(The data Opens)
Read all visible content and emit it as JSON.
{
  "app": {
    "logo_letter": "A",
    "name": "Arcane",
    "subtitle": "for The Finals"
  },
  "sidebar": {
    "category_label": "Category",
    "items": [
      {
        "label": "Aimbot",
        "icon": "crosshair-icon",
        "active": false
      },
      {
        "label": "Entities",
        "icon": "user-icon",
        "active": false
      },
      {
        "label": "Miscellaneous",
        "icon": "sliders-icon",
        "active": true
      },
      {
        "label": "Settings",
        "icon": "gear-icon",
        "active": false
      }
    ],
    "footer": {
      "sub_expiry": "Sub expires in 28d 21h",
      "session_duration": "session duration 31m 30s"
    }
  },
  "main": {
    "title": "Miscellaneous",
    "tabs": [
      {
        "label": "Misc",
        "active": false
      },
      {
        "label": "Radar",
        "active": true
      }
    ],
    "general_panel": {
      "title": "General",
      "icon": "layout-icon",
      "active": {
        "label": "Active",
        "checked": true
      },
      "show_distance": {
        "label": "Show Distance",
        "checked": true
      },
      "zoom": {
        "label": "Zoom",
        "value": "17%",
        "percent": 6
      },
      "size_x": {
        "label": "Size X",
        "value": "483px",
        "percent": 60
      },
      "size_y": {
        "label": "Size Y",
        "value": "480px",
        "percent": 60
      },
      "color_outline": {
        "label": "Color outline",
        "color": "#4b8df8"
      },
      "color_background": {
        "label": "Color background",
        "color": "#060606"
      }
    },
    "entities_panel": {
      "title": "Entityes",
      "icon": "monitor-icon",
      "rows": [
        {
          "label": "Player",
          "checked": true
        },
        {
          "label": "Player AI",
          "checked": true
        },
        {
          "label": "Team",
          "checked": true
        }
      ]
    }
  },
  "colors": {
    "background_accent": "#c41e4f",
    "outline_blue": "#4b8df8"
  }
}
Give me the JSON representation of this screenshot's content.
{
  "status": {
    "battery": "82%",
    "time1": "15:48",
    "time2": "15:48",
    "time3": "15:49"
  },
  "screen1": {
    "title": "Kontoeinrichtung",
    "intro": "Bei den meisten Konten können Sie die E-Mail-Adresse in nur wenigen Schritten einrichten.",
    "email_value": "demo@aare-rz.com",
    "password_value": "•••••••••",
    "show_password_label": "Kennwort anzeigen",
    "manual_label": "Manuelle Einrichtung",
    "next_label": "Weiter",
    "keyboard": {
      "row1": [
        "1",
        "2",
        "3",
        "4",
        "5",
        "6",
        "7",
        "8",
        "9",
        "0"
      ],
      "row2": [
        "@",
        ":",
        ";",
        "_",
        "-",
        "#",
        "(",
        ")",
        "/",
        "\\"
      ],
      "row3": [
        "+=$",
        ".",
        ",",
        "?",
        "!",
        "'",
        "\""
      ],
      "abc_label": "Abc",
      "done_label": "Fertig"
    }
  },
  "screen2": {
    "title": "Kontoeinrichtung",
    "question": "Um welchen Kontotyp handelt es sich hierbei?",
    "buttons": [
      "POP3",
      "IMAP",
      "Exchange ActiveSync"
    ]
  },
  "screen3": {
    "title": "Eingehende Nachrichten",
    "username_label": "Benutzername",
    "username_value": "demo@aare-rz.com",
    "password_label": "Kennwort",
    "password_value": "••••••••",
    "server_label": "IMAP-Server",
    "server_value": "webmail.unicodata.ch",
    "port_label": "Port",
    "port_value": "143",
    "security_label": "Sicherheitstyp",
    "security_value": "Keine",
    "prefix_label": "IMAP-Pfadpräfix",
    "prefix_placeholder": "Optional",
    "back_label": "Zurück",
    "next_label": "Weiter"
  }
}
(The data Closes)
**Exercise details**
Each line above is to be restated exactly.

**Written response**
Read all visible content and emit it as JSON.
{
  "app": {
    "logo_letter": "A",
    "name": "Arcane",
    "subtitle": "for The Finals"
  },
  "sidebar": {
    "category_label": "Category",
    "items": [
      {
        "label": "Aimbot",
        "icon": "crosshair-icon",
        "active": false
      },
      {
        "label": "Entities",
        "icon": "user-icon",
        "active": false
      },
      {
        "label": "Miscellaneous",
        "icon": "sliders-icon",
        "active": true
      },
      {
        "label": "Settings",
        "icon": "gear-icon",
        "active": false
      }
    ],
    "footer": {
      "sub_expiry": "Sub expires in 28d 21h",
      "session_duration": "session duration 31m 30s"
    }
  },
  "main": {
    "title": "Miscellaneous",
    "tabs": [
      {
        "label": "Misc",
        "active": false
      },
      {
        "label": "Radar",
        "active": true
      }
    ],
    "general_panel": {
      "title": "General",
      "icon": "layout-icon",
      "active": {
        "label": "Active",
        "checked": true
      },
      "show_distance": {
        "label": "Show Distance",
        "checked": true
      },
      "zoom": {
        "label": "Zoom",
        "value": "17%",
        "percent": 6
      },
      "size_x": {
        "label": "Size X",
        "value": "483px",
        "percent": 60
      },
      "size_y": {
        "label": "Size Y",
        "value": "480px",
        "percent": 60
      },
      "color_outline": {
        "label": "Color outline",
        "color": "#4b8df8"
      },
      "color_background": {
        "label": "Color background",
        "color": "#060606"
      }
    },
    "entities_panel": {
      "title": "Entityes",
      "icon": "monitor-icon",
      "rows": [
        {
          "label": "Player",
          "checked": true
        },
        {
          "label": "Player AI",
          "checked": true
        },
        {
          "label": "Team",
          "checked": true
        }
      ]
    }
  },
  "colors": {
    "background_accent": "#c41e4f",
    "outline_blue": "#4b8df8"
  }
}
Give me the JSON representation of this screenshot's content.
{
  "status": {
    "battery": "82%",
    "time1": "15:48",
    "time2": "15:48",
    "time3": "15:49"
  },
  "screen1": {
    "title": "Kontoeinrichtung",
    "intro": "Bei den meisten Konten können Sie die E-Mail-Adresse in nur wenigen Schritten einrichten.",
    "email_value": "demo@aare-rz.com",
    "password_value": "•••••••••",
    "show_password_label": "Kennwort anzeigen",
    "manual_label": "Manuelle Einrichtung",
    "next_label": "Weiter",
    "keyboard": {
      "row1": [
        "1",
        "2",
        "3",
        "4",
        "5",
        "6",
        "7",
        "8",
        "9",
        "0"
      ],
      "row2": [
        "@",
        ":",
        ";",
        "_",
        "-",
        "#",
        "(",
        ")",
        "/",
        "\\"
      ],
      "row3": [
        "+=$",
        ".",
        ",",
        "?",
        "!",
        "'",
        "\""
      ],
      "abc_label": "Abc",
      "done_label": "Fertig"
    }
  },
  "screen2": {
    "title": "Kontoeinrichtung",
    "question": "Um welchen Kontotyp handelt es sich hierbei?",
    "buttons": [
      "POP3",
      "IMAP",
      "Exchange ActiveSync"
    ]
  },
  "screen3": {
    "title": "Eingehende Nachrichten",
    "username_label": "Benutzername",
    "username_value": "demo@aare-rz.com",
    "password_label": "Kennwort",
    "password_value": "••••••••",
    "server_label": "IMAP-Server",
    "server_value": "webmail.unicodata.ch",
    "port_label": "Port",
    "port_value": "143",
    "security_label": "Sicherheitstyp",
    "security_value": "Keine",
    "prefix_label": "IMAP-Pfadpräfix",
    "prefix_placeholder": "Optional",
    "back_label": "Zurück",
    "next_label": "Weiter"
  }
}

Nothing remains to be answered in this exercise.